In a sign government forces were also suffering heavy losses, SANA reported on Saturday military funerals for 24 soldiers and members of security forces.
Syria restricts access to international media, making it hard to verify accounts by activists and authorities.
Activists also reported gunfire in the Mezze neighbourhood of the capital, and bombardment of rebel strongholds in the central city of Homs which they said killed five people.
“There has been heavy shelling in Homs since early morning,” a local activist who declined to be named said by Skype.
“Since 4 a.m. (02:00 a.m. British time) there was mortar and artillery shelling of Khalidiya, Old Homs, Jouret al-Shiyah and Qusur districts,” he said
The British-based Observatory, which monitors violence in Syria through a network of local sources, said 1,000 families were surrounded in the Homs districts under fire from Assad’s forces on Saturday.
Dozens of wounded people were in danger because of lack of medical equipment, it said.
France said on Friday night it was seriously concerned about what it said were reports of an imminent large-scale operation against Homs.
“The bloody repression led by Syrian authorities, which is intolerable and has caused tens of deaths in recent days, must come to an end,” a Foreign Ministry spokeswoman said.
“Bashar Al Assad’s regime continues to violate commitments under the Annan plan and threatens international peace and security. Sooner or later, the Security Council will have to reckon with the consequences.”
The United Nations says Syrian forces have killed 10,000 people in a crackdown on protest against Assad’s rule which broke out in March last year, inspired by uprisings across the Arab world which have toppled four autocratic leaders.
Syrian authorities blame the violence on foreign-backed Islamists who they say have killed at least 2,600 police and soldiers.
State television reported on Saturday security forces had killed a man it said was behind several car bombings in Damascus since December which killed scores of people.
It described Walid Ahmad al-Ayyesh as the “right-hand man of the leader of the Nusra front”, a Sunni Islamist group which claimed responsibility for the attacks, saying he had overseen rigging the vehicles with explosives.

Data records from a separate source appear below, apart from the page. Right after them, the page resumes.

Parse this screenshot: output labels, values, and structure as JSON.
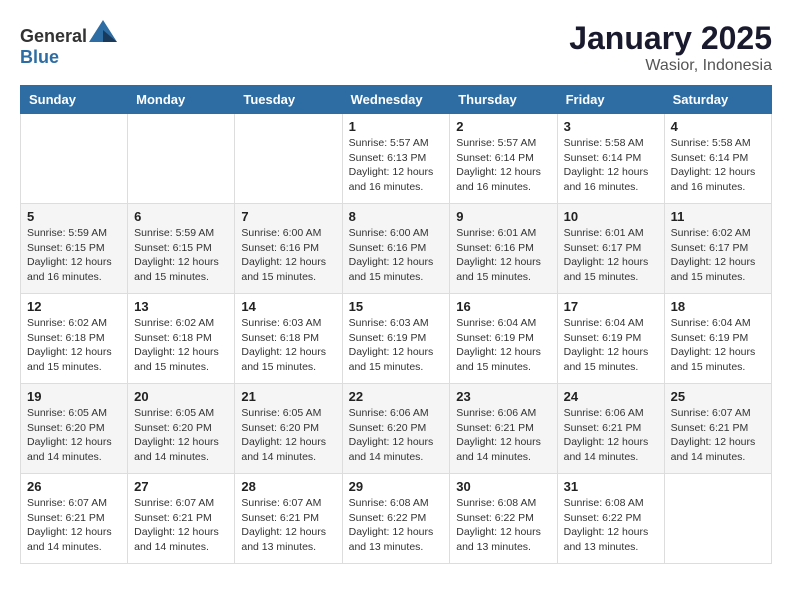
{
  "header": {
    "logo": {
      "general": "General",
      "blue": "Blue"
    },
    "title": "January 2025",
    "subtitle": "Wasior, Indonesia"
  },
  "calendar": {
    "weekdays": [
      "Sunday",
      "Monday",
      "Tuesday",
      "Wednesday",
      "Thursday",
      "Friday",
      "Saturday"
    ],
    "weeks": [
      [
        {
          "day": "",
          "sunrise": "",
          "sunset": "",
          "daylight": ""
        },
        {
          "day": "",
          "sunrise": "",
          "sunset": "",
          "daylight": ""
        },
        {
          "day": "",
          "sunrise": "",
          "sunset": "",
          "daylight": ""
        },
        {
          "day": "1",
          "sunrise": "Sunrise: 5:57 AM",
          "sunset": "Sunset: 6:13 PM",
          "daylight": "Daylight: 12 hours and 16 minutes."
        },
        {
          "day": "2",
          "sunrise": "Sunrise: 5:57 AM",
          "sunset": "Sunset: 6:14 PM",
          "daylight": "Daylight: 12 hours and 16 minutes."
        },
        {
          "day": "3",
          "sunrise": "Sunrise: 5:58 AM",
          "sunset": "Sunset: 6:14 PM",
          "daylight": "Daylight: 12 hours and 16 minutes."
        },
        {
          "day": "4",
          "sunrise": "Sunrise: 5:58 AM",
          "sunset": "Sunset: 6:14 PM",
          "daylight": "Daylight: 12 hours and 16 minutes."
        }
      ],
      [
        {
          "day": "5",
          "sunrise": "Sunrise: 5:59 AM",
          "sunset": "Sunset: 6:15 PM",
          "daylight": "Daylight: 12 hours and 16 minutes."
        },
        {
          "day": "6",
          "sunrise": "Sunrise: 5:59 AM",
          "sunset": "Sunset: 6:15 PM",
          "daylight": "Daylight: 12 hours and 15 minutes."
        },
        {
          "day": "7",
          "sunrise": "Sunrise: 6:00 AM",
          "sunset": "Sunset: 6:16 PM",
          "daylight": "Daylight: 12 hours and 15 minutes."
        },
        {
          "day": "8",
          "sunrise": "Sunrise: 6:00 AM",
          "sunset": "Sunset: 6:16 PM",
          "daylight": "Daylight: 12 hours and 15 minutes."
        },
        {
          "day": "9",
          "sunrise": "Sunrise: 6:01 AM",
          "sunset": "Sunset: 6:16 PM",
          "daylight": "Daylight: 12 hours and 15 minutes."
        },
        {
          "day": "10",
          "sunrise": "Sunrise: 6:01 AM",
          "sunset": "Sunset: 6:17 PM",
          "daylight": "Daylight: 12 hours and 15 minutes."
        },
        {
          "day": "11",
          "sunrise": "Sunrise: 6:02 AM",
          "sunset": "Sunset: 6:17 PM",
          "daylight": "Daylight: 12 hours and 15 minutes."
        }
      ],
      [
        {
          "day": "12",
          "sunrise": "Sunrise: 6:02 AM",
          "sunset": "Sunset: 6:18 PM",
          "daylight": "Daylight: 12 hours and 15 minutes."
        },
        {
          "day": "13",
          "sunrise": "Sunrise: 6:02 AM",
          "sunset": "Sunset: 6:18 PM",
          "daylight": "Daylight: 12 hours and 15 minutes."
        },
        {
          "day": "14",
          "sunrise": "Sunrise: 6:03 AM",
          "sunset": "Sunset: 6:18 PM",
          "daylight": "Daylight: 12 hours and 15 minutes."
        },
        {
          "day": "15",
          "sunrise": "Sunrise: 6:03 AM",
          "sunset": "Sunset: 6:19 PM",
          "daylight": "Daylight: 12 hours and 15 minutes."
        },
        {
          "day": "16",
          "sunrise": "Sunrise: 6:04 AM",
          "sunset": "Sunset: 6:19 PM",
          "daylight": "Daylight: 12 hours and 15 minutes."
        },
        {
          "day": "17",
          "sunrise": "Sunrise: 6:04 AM",
          "sunset": "Sunset: 6:19 PM",
          "daylight": "Daylight: 12 hours and 15 minutes."
        },
        {
          "day": "18",
          "sunrise": "Sunrise: 6:04 AM",
          "sunset": "Sunset: 6:19 PM",
          "daylight": "Daylight: 12 hours and 15 minutes."
        }
      ],
      [
        {
          "day": "19",
          "sunrise": "Sunrise: 6:05 AM",
          "sunset": "Sunset: 6:20 PM",
          "daylight": "Daylight: 12 hours and 14 minutes."
        },
        {
          "day": "20",
          "sunrise": "Sunrise: 6:05 AM",
          "sunset": "Sunset: 6:20 PM",
          "daylight": "Daylight: 12 hours and 14 minutes."
        },
        {
          "day": "21",
          "sunrise": "Sunrise: 6:05 AM",
          "sunset": "Sunset: 6:20 PM",
          "daylight": "Daylight: 12 hours and 14 minutes."
        },
        {
          "day": "22",
          "sunrise": "Sunrise: 6:06 AM",
          "sunset": "Sunset: 6:20 PM",
          "daylight": "Daylight: 12 hours and 14 minutes."
        },
        {
          "day": "23",
          "sunrise": "Sunrise: 6:06 AM",
          "sunset": "Sunset: 6:21 PM",
          "daylight": "Daylight: 12 hours and 14 minutes."
        },
        {
          "day": "24",
          "sunrise": "Sunrise: 6:06 AM",
          "sunset": "Sunset: 6:21 PM",
          "daylight": "Daylight: 12 hours and 14 minutes."
        },
        {
          "day": "25",
          "sunrise": "Sunrise: 6:07 AM",
          "sunset": "Sunset: 6:21 PM",
          "daylight": "Daylight: 12 hours and 14 minutes."
        }
      ],
      [
        {
          "day": "26",
          "sunrise": "Sunrise: 6:07 AM",
          "sunset": "Sunset: 6:21 PM",
          "daylight": "Daylight: 12 hours and 14 minutes."
        },
        {
          "day": "27",
          "sunrise": "Sunrise: 6:07 AM",
          "sunset": "Sunset: 6:21 PM",
          "daylight": "Daylight: 12 hours and 14 minutes."
        },
        {
          "day": "28",
          "sunrise": "Sunrise: 6:07 AM",
          "sunset": "Sunset: 6:21 PM",
          "daylight": "Daylight: 12 hours and 13 minutes."
        },
        {
          "day": "29",
          "sunrise": "Sunrise: 6:08 AM",
          "sunset": "Sunset: 6:22 PM",
          "daylight": "Daylight: 12 hours and 13 minutes."
        },
        {
          "day": "30",
          "sunrise": "Sunrise: 6:08 AM",
          "sunset": "Sunset: 6:22 PM",
          "daylight": "Daylight: 12 hours and 13 minutes."
        },
        {
          "day": "31",
          "sunrise": "Sunrise: 6:08 AM",
          "sunset": "Sunset: 6:22 PM",
          "daylight": "Daylight: 12 hours and 13 minutes."
        },
        {
          "day": "",
          "sunrise": "",
          "sunset": "",
          "daylight": ""
        }
      ]
    ]
  }
}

Ayyesh was killed when security forces stormed an apartment in Damascus province.
Additional reporting by Nicholas Vinocur in Paris, Matt Spetalnick in Washington and Louis Charbonneau at the United Nations; editing by Andrew Roche